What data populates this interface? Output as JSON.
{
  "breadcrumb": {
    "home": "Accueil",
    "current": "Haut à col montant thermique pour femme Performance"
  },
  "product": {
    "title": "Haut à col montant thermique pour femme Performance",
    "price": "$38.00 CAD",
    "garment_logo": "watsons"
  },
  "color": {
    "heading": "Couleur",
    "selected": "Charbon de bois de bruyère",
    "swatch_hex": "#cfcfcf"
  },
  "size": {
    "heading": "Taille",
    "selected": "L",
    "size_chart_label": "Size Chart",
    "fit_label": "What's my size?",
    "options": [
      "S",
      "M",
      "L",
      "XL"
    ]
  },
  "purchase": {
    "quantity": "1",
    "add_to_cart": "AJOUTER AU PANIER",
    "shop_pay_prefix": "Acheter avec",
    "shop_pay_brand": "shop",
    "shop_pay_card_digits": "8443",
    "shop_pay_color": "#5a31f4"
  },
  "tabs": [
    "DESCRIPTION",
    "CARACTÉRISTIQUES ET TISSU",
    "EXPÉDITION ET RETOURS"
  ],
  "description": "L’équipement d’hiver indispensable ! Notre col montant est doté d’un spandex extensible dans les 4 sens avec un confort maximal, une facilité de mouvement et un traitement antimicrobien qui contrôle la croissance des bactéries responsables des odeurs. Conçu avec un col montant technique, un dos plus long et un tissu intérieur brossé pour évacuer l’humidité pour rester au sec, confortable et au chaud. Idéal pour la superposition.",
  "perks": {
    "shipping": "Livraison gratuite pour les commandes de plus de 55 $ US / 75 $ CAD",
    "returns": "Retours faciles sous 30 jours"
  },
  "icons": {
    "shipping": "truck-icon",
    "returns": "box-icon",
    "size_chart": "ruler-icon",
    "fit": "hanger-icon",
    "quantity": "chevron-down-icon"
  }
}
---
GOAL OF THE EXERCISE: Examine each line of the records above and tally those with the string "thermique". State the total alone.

RESULT FOR THIS TASK: 2